- PROBLEM DESCRIPTION -
Once the pictures have been set aside, copy every remaining entry exactly.

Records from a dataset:
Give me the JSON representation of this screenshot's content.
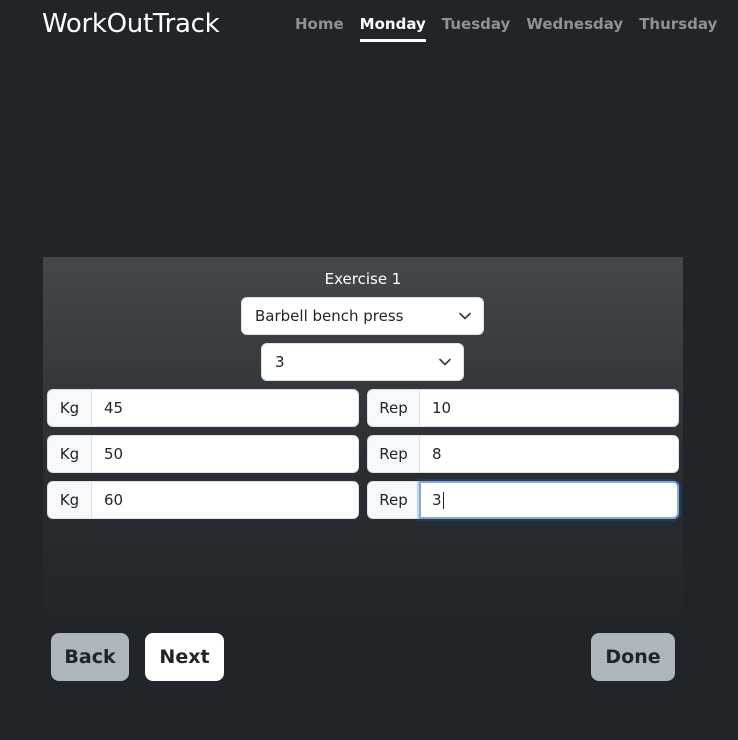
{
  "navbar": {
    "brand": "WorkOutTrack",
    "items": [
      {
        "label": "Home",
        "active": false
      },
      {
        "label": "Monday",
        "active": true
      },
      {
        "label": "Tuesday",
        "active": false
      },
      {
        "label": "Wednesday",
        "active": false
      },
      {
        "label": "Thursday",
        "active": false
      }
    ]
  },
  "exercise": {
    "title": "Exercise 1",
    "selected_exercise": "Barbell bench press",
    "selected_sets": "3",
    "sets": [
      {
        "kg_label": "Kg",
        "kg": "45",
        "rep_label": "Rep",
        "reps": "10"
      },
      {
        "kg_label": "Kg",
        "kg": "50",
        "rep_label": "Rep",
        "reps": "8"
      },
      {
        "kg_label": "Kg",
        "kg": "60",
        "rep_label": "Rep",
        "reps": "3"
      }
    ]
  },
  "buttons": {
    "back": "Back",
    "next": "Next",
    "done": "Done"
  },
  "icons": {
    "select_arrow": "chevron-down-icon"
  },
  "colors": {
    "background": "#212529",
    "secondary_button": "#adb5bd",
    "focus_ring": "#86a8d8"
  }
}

- SOLUTION TO THIS TASK -
Give me the JSON representation of this screenshot's content.
{
  "navbar": {
    "brand": "WorkOutTrack",
    "items": [
      {
        "label": "Home",
        "active": false
      },
      {
        "label": "Monday",
        "active": true
      },
      {
        "label": "Tuesday",
        "active": false
      },
      {
        "label": "Wednesday",
        "active": false
      },
      {
        "label": "Thursday",
        "active": false
      }
    ]
  },
  "exercise": {
    "title": "Exercise 1",
    "selected_exercise": "Barbell bench press",
    "selected_sets": "3",
    "sets": [
      {
        "kg_label": "Kg",
        "kg": "45",
        "rep_label": "Rep",
        "reps": "10"
      },
      {
        "kg_label": "Kg",
        "kg": "50",
        "rep_label": "Rep",
        "reps": "8"
      },
      {
        "kg_label": "Kg",
        "kg": "60",
        "rep_label": "Rep",
        "reps": "3"
      }
    ]
  },
  "buttons": {
    "back": "Back",
    "next": "Next",
    "done": "Done"
  },
  "icons": {
    "select_arrow": "chevron-down-icon"
  },
  "colors": {
    "background": "#212529",
    "secondary_button": "#adb5bd",
    "focus_ring": "#86a8d8"
  }
}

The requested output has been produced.